Mistaking the New York Bridges
Love both of these accounts of mistaking one New York bridge for another, written more than three decades apart:
A deck, built onto not a mere ledge but a bona fide cliff, stretching out over the sea; waves crashing against mountainous rocks as tide comes in; we sit there on that ominous platform, rum cocktails balanced effortlessly on the arms of our deckchairs, shaded by palms and other tropical species of trees I couldn’t name; and me, occasionally hypnotized by the sheer force of that water down below, relaxed by it, an incongruous book open on my lap.
It’s a slight book, Joan Didion’s Blue Nights, the kind you can read in a sitting or two and feel as though you’ve really accomplished something. In that way, it’s perfect for travel, a state of existence in which someone of my constitution must stifle the instinctive belief that something of productive value must be checked off every single day. Although, it would have been better maybe to read some of her other work in this location, where her perspective is detached and through that detachment she is able to penetrate entire eras’ most repressed and guarded sensibilities. That would maybe fit better with crashing waves on a Caribbean coast so remote that we are the only guests in each of the two inns that take us in over a period of three days; nowhere is there air conditioning, even though it is well over 90 degrees on a daily basis.
"To really love Joan Didion—to have been blown over by things like the smell of jasmine and the packing list she kept by her suitcase—you have to be female."
No. Didion is one of the few female writers that has crossover gender appeal. I know a number of males who adore her. Something that probably can’t be said of Caitlin Flanagan.
In Play It as It Lays, Joan Didion’s protagonist, Maria, makes a list of things she will never do:
Maria made a list of things she would never do. She would never: walk through the Sands or Caesar’s alone after midnight. She would never: ball at a party, do S-M unless she wanted to, borrow furs from Abe Lipsey, deal. She would never: carry a Yorkshire in Beverly Hills.
I thought I’d play, too:
Sarah made a list of things she would never do. She would never: go on the Sex and the City tour. She would never: use her child’s likeness as her profile pic, use a French word when an English one would more than suffice, kiss a girl to impress a boy, wear gold jewelry poolside.

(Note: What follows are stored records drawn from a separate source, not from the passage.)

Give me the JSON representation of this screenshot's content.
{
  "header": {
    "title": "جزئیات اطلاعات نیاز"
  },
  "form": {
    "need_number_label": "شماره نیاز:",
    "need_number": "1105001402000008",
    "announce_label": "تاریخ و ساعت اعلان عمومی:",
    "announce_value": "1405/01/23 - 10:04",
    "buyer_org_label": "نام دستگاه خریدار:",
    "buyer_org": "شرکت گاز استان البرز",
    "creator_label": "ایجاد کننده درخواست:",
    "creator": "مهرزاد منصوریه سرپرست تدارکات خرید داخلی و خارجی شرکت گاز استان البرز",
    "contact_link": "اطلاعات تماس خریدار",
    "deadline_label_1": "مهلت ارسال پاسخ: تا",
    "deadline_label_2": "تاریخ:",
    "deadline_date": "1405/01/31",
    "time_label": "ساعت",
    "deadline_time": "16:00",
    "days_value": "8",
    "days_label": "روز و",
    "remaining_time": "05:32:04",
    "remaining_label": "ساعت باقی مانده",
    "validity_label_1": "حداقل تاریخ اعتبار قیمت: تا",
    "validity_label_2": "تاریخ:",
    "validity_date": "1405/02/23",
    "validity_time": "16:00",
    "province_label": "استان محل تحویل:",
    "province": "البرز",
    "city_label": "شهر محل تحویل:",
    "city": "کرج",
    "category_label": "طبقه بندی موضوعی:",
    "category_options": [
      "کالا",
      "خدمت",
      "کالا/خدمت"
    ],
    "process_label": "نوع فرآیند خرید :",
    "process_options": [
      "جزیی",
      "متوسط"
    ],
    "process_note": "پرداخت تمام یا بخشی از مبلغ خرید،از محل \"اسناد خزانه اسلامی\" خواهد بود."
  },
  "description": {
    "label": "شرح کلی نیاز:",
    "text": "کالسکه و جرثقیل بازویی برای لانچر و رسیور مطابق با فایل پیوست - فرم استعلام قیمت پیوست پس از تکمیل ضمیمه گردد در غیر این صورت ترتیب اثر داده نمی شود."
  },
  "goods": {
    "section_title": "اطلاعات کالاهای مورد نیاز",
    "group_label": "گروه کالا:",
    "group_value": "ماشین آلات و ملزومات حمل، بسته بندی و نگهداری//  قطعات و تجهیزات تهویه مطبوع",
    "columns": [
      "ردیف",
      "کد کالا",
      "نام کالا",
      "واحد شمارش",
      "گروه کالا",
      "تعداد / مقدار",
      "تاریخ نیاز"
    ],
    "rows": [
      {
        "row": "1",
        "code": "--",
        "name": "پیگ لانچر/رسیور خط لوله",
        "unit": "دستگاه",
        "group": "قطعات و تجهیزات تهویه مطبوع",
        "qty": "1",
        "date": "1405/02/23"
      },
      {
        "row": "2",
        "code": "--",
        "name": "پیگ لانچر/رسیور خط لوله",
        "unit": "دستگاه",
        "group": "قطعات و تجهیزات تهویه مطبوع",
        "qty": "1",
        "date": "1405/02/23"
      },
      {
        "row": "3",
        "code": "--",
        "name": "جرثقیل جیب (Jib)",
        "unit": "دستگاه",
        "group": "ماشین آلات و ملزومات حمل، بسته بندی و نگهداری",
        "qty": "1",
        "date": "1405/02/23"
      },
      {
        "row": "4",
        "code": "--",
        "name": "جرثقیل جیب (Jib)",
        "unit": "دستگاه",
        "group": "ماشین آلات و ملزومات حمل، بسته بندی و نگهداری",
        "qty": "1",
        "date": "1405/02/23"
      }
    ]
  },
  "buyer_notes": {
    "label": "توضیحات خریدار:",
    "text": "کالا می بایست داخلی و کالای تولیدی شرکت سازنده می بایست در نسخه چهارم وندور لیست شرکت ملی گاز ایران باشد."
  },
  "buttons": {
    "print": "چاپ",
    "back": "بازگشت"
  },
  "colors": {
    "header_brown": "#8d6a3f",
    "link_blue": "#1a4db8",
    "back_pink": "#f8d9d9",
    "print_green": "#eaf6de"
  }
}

She would never: read US Weekly on the subway.
Despite my longstanding, tenuously controlled obsession with Joan Didion, from which such things have been extracted as a passing interest in Los Angeles, photocopied essays thrust into the hands of unwitting acquaintances, and the title of this blog (callout to the only person who ever got the reference on his own), I never read any of her fiction until this past week, when I fluttered through Play It as It Lays.
It’s a slight novel, about a woman for whom circumstance has made an impending nervous breakdown a credible option. She’s married to a film producer, who took her from modeling in New York to occasional acting, but mostly lingering, in LA. It reminds me of the first pages of Fitzgerald’s This Side of Paradise, where this happens:
From his fourth to his tenth year he did the country with his mother in her father’s private car, from Coronado, where his mother became so bored that she had a nervous breakdown in a fashionable hotel, down to Mexico City, where she took a mild, almost epidemic consumption.
At first, I was sure that the protagonist, Maria, was merely a standin for Didion herself, a woman who has maintained a decades-long, cerebrally antagonistic relationship with just, life. But by the final chapters, I knew she was writing about another kind of person, because when Didion writes about her own nervous breakdowns, they have historial weight to them – place and time matter, a lot – but Maria is simply adrift in a superficial milieu that she doesn’t much consider, despite what the summary on the back cover says.
In my favorite Didion essays, like, for instance, “In the Islands,” she writes about places like the Royal Hawaiian Hotel via her own experience there, but also via the role it has played in society – the people that stayed there had lives “lived always on the streets where the largest trees grow.” (One of my all-time favorite Didionisms.) This class of people exist outside of the thrust and pull of the world’s great events, enabled by their wealth, etc. This part of the essay is at least as important as Didion’s first-person recollections, and it’s the part that was missing from Play It as It Lays. And that’s why, I’m fairly certain, she’s a famous essayist more than a famous novelist.
Still, it’s undeniably Joan Didion; the prose still makes one shake her head in awe and, along with those black-and-white photos of a small, glamorous, disaffected woman, wish for the 1000th time that she could be her.
From my mother I inherited my looks and a tendency to migraine. From my father I inherited an optimism which did not leave me until recently. -p.5
It came to her that in the scenario of her life this would be what was called an obligatory scene. -p.50
She pretended to herself that she was keeping the baby, the better to invite disappointment, court miscarriage. -p.63
Maria could never keep up her end of the dialogue with hairdressers. -p.120
Maria made a list of things she would never do. She would never: walk through the Sands or Caesar’s alone after midnight. She would never: ball at a party, do S-M unless she wanted to, borrow furs from Abe Lipsey, deal. She would never: carry a Yorkshire in Beverly Hills. -p.136